✓ Tombstone of the 4th BC h. of white marble. On the main face it has a relief representation of a young man on horseback (Louvre Museum).
✓ Sepulchral stele of the 3rd BC h. of grey-white marble with a relief hymn and two-line inscription “Cleopatra – Kylanou”.
✓ Sepulchral stele of the 3rd BC h. with the inscription “Kleinippos ‘Onassies”.
✓ Temple-shaped votive column of the 3rd BC. h. with incomplete inscription.
✓ Sepulchral stele of the 2nd BC h. with relief representations of male and child figures.
✓ Votive column of the 1st BC h. on the upper part of which there is the inscription “Dii Kataivati”.

Bronze vase from PELINNAION
Pelinna, votive column

Archaeological Collection of Trikala
Description: votive column of white marble.

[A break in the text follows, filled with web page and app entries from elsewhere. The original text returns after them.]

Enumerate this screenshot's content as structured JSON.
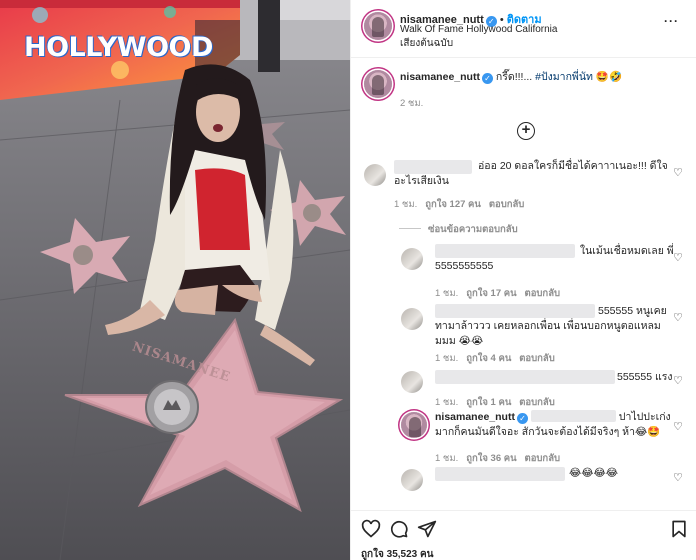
{
  "photo": {
    "bus_sign": "HOLLYWOOD",
    "star_name": "NISAMANEE"
  },
  "header": {
    "username": "nisamanee_nutt",
    "follow_label": "ติดตาม",
    "location": "Walk Of Fame Hollywood California",
    "audio": "เสียงต้นฉบับ",
    "more_label": "···"
  },
  "caption": {
    "username": "nisamanee_nutt",
    "text": "กรี๊ด!!!... ",
    "hashtag": "#ปังมากพี่นัท",
    "emoji": "🤩🤣",
    "time": "2 ชม."
  },
  "load_more_label": "+",
  "comments": [
    {
      "text": "อ่ออ 20 ดอลใครก็มีชื่อได้คาาาเนอะ!!! ดีใจอะไรเสียเงิน",
      "time": "1 ชม.",
      "likes": "ถูกใจ 127 คน",
      "reply": "ตอบกลับ",
      "hide_replies": "ซ่อนข้อความตอบกลับ"
    },
    {
      "text": "ในเม้นเชื่อหมดเลย พี่ 5555555555",
      "time": "1 ชม.",
      "likes": "ถูกใจ 17 คน",
      "reply": "ตอบกลับ"
    },
    {
      "text": "555555 หนูเคยทามาล้าววว เคยหลอกเพื่อน เพื่อนบอกหนูตอแหลมมมม 😭😭",
      "time": "1 ชม.",
      "likes": "ถูกใจ 4 คน",
      "reply": "ตอบกลับ"
    },
    {
      "text": "555555 แรง",
      "time": "1 ชม.",
      "likes": "ถูกใจ 1 คน",
      "reply": "ตอบกลับ"
    },
    {
      "username": "nisamanee_nutt",
      "text": "ปาไปปะเก่งมากก็คนมันดีใจอะ สักวันจะต้องได้มีจริงๆ ห้า😂🤩",
      "time": "1 ชม.",
      "likes": "ถูกใจ 36 คน",
      "reply": "ตอบกลับ"
    },
    {
      "text": "😂😂😂😂",
      "time": "",
      "likes": "",
      "reply": ""
    }
  ],
  "footer": {
    "likes": "ถูกใจ 35,523 คน"
  },
  "colors": {
    "accent": "#0095f6",
    "verified": "#3897f0",
    "text": "#262626",
    "muted": "#8e8e8e"
  }
}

It bears an epitaph, where there is the inscription:
Διί Καταιβάτῃ
The stele was probably decorated with a written representation, of which no traces can be discerned.
Dimensions: height: 0.56 m, width: 0.32 m
Dating: 3rd 2nd c. e.g.
Provenance: delivered to the Trikala Archaeological Collection together with two other columns by a farmer. They are the first columns that came from the ancient Pelinna or Pelinnaion

The ancient Pelinna is identified with the findings of the year 1969 in two box-shaped tombs of gold gifts from 200 – 150 BC. The treasure consists of:
A pair of Hellenistic fine gold rings in the shape of a diphrus (two-horse chariot).
✓ Gold bracelet in the shape of intertwined snakes
✓ Gold ring with precious stones on both the sling and the bezel
✓ Gold necklace with a chain on which hang a) relief figures of people, b) various eros with their quivers and c) eagles
✓ Two golden wreaths with olive and oak leaves